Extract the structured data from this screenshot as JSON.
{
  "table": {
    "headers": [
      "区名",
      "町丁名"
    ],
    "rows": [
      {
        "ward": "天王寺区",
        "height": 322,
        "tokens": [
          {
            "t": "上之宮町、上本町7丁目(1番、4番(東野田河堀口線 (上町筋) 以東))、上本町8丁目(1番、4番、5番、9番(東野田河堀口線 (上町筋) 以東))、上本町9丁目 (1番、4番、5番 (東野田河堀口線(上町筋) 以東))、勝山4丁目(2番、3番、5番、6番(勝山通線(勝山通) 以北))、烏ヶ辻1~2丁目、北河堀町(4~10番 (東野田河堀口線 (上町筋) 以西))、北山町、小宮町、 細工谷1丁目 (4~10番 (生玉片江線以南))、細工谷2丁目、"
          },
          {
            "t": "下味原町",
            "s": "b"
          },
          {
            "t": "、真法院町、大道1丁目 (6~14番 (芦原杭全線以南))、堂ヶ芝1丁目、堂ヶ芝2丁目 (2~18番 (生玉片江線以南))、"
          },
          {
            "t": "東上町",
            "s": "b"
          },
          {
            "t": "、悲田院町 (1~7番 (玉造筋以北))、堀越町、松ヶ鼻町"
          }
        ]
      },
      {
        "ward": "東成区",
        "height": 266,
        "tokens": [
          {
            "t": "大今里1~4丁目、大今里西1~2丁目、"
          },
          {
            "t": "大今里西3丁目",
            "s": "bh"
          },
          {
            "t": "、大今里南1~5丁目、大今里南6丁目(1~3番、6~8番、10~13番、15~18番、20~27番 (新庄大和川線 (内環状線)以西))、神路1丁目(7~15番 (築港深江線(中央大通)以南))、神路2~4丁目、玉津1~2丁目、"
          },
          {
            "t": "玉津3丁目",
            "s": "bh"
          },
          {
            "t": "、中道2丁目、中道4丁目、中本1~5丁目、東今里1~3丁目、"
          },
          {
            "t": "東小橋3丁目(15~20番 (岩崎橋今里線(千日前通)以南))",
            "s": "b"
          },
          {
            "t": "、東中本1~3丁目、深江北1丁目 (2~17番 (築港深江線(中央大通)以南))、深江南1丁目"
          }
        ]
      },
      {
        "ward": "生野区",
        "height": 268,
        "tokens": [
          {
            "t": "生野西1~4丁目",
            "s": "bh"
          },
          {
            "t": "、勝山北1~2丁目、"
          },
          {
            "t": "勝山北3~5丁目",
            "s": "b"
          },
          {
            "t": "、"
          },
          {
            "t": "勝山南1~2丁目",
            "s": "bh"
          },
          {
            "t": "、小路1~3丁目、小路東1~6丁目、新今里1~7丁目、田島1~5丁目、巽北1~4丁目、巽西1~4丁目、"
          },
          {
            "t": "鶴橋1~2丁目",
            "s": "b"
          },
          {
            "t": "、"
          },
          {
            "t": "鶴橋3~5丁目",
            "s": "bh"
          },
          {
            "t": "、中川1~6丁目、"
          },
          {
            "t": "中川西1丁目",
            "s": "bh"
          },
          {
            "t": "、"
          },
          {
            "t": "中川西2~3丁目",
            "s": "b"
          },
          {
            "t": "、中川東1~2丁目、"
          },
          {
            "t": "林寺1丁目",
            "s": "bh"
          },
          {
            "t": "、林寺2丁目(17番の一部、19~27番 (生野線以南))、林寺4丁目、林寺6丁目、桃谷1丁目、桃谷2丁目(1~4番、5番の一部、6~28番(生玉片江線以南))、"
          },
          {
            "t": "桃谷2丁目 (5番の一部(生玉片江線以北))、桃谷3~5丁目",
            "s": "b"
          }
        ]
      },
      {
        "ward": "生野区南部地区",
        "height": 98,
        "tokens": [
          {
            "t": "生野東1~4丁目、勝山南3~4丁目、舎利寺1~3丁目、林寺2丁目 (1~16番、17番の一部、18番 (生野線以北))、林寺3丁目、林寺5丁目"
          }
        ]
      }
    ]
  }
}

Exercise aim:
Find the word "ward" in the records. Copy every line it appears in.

Answer below:
        "ward": "天王寺区",
        "ward": "東成区",
        "ward": "生野区",
        "ward": "生野区南部地区",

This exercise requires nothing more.